I can remember opening my A-Level results as if it was yesterday. By the time I arrived at sixth form, UCAS had already emailed me to alert me I secured my place at my chosen university, but I was still full of both excitement and trepidation to find out whether all the stress was worth it.
It was… kind of. - Amber Lovell
Results Day 2021
As predicted based on the headlines of every year prior, those collecting their A-level results broke the record set by those before them… but this year it was slightly different.
The grades have been chosen by teachers following the cancellation of summer exams due to the pandemic.
In an interview with BBC Radio 4, interim chief regulator of Ofqual, Simon Lebus said:
The approach this year was to trust teachers and to ask teachers to make the judgments… and that was based on the reality that there’s been significant disruption to learning.
We wanted to make sure that students had the opportunity to show what they were capable of and teachers are in the best position to make those judgments.

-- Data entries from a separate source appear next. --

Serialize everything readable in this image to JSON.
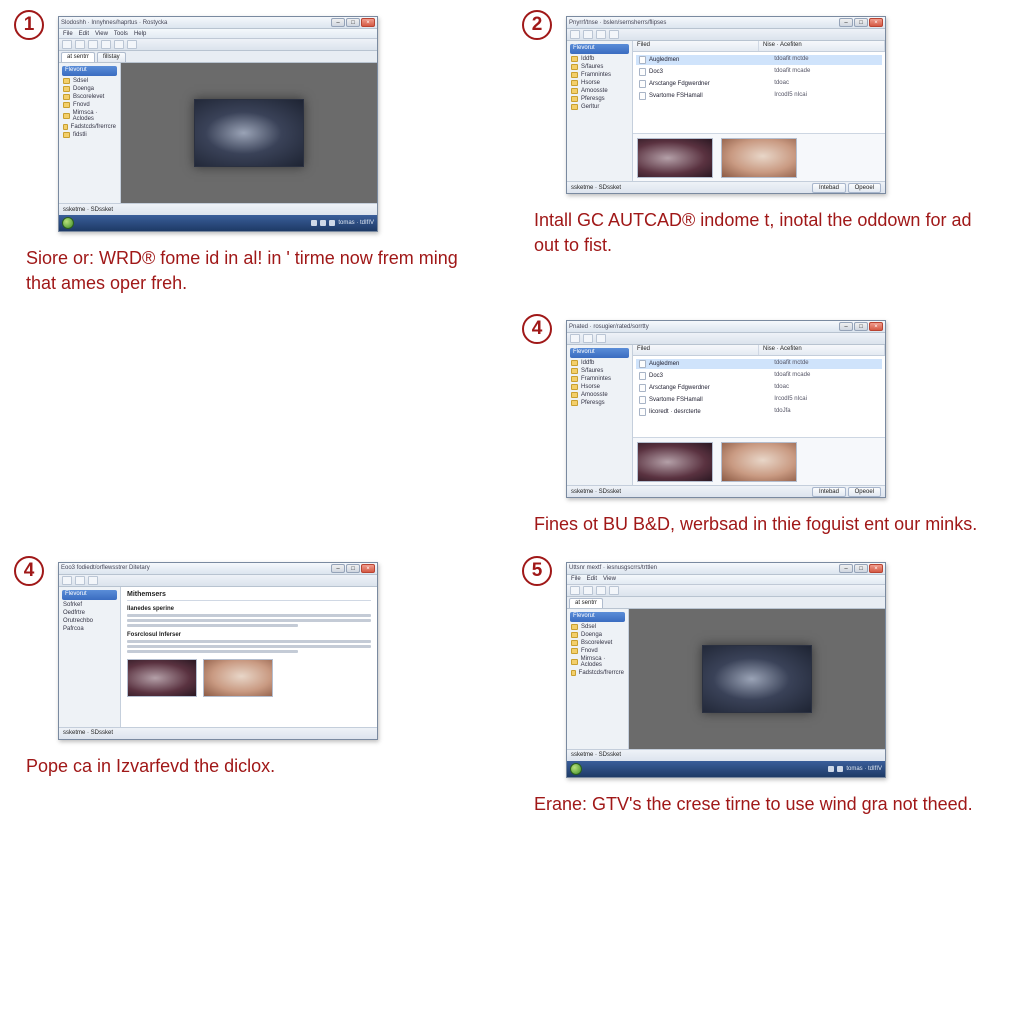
{
  "steps": [
    {
      "number": "1",
      "caption": "Siore or: WRD® fome id in al! in ' tirme now frem ming that ames oper freh.",
      "view": "viewer",
      "title": "Slodoshh · Innyhnes/haprtus · Rostycka"
    },
    {
      "number": "2",
      "caption": "Intall GC AUTCAD® indome t, inotal the oddown for ad out to fist.",
      "view": "explorer",
      "title": "Pnyrrf/tnse · bslen/sernsherrs/flipses",
      "col1": "Filed",
      "col2": "Nise · Acefiten",
      "btn1": "Intebad",
      "btn2": "Opeoel"
    },
    {
      "number": "4",
      "caption": "Fines ot BU B&D, werbsad in thie foguist ent our minks.",
      "view": "explorer",
      "title": "Pnated · rosugier/rated/sorrtty",
      "col1": "Filed",
      "col2": "Nise · Acefiten",
      "btn1": "Intebad",
      "btn2": "Opeoel"
    },
    {
      "number": "4",
      "caption": "Pope ca in Izvarfevd the diclox.",
      "view": "document",
      "title": "Eoo3 fodiedt/orflewsstrer Ditetary",
      "docTitle": "Mithemsers",
      "sectionsA": "Ilanedes sperine",
      "sectionsB": "Fosrclosul Inferser"
    },
    {
      "number": "5",
      "caption": "Erane: GTV's the crese tirne to use wind gra not theed.",
      "view": "viewer",
      "title": "Uttsnr mextf · iesnusgscrrs/trttlen"
    }
  ],
  "menus": [
    "File",
    "Edit",
    "View",
    "Tools",
    "Help"
  ],
  "sidebarHead": "Flevorut",
  "sidebarItems": [
    "Sdsel",
    "Doenga",
    "Bscorelevet",
    "Fnovd",
    "Mirnsca · Aclodes",
    "Fadstcds/frerrcre",
    "fidstli"
  ],
  "explorerItems": [
    "Iddfb",
    "S/faures",
    "Framnintes",
    "Hsorse",
    "Amoosste",
    "Pferesgs",
    "Gerltur"
  ],
  "files": [
    {
      "name": "Augledmen",
      "meta": "tdoafit  mctde"
    },
    {
      "name": "Doc3",
      "meta": "tdoafit  mcade"
    },
    {
      "name": "Arsctange Fdgwerdner",
      "meta": "tdoac"
    },
    {
      "name": "Svartome FSHamall",
      "meta": "IrcodI5  nIcai"
    },
    {
      "name": "Iicoredt · desrcterte",
      "meta": "tdoJfa"
    }
  ],
  "docSidebar": [
    "Sofrkef",
    "Oedfrtre",
    "Orutrechbo",
    "Pafrcoa"
  ],
  "status": "ssketme · SDssket",
  "trayTime": "tomas · tdIfIV",
  "tabs": [
    "at sentrr",
    "fillstay"
  ]
}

It was the judgments of teachers that afforded 45% of students in England to achieve A and A* grades.
Their fantastic grades have given them the ticket to study at some of the most prestigious universities the UK has to offer, opening endless doors and setting them up for a prosperous future.
Their success isn’t without doubt; not doubt over whether they’ve earned their excellent grades but doubts over the future of university admissions.
Each year, the graduating sixth formers and college students set the precedent for the next cohort, arguably enabling entry requirements to get tougher.
Tim Bradshaw, chief executive of the Russell Group which represents 24 universities, said there has been “unprecedented demand” for places this year at top universities, with some students gazumping places from students with unconfirmed offers if they fell short of the entry requirements.
“Yes, but that happens every year through clearing…”
It sure does, but not every year 45% of students hit those top grades, potentially allowing the scales to slide a little.
As for the future, there’s nothing in concrete to say that next year will be tougher to get into the top universities, but there’s nothing to deny this either.
If you ask me, I think it will be much harder for young people to go to university.
A recent poll by YouGov found that 35% of adults think the proportion of young people going to university is too high, therefore, if the boundaries are high enough, this will be a way for fewer young people to go to university and instead, take places on apprenticeships and the like.
What are your thoughts on this?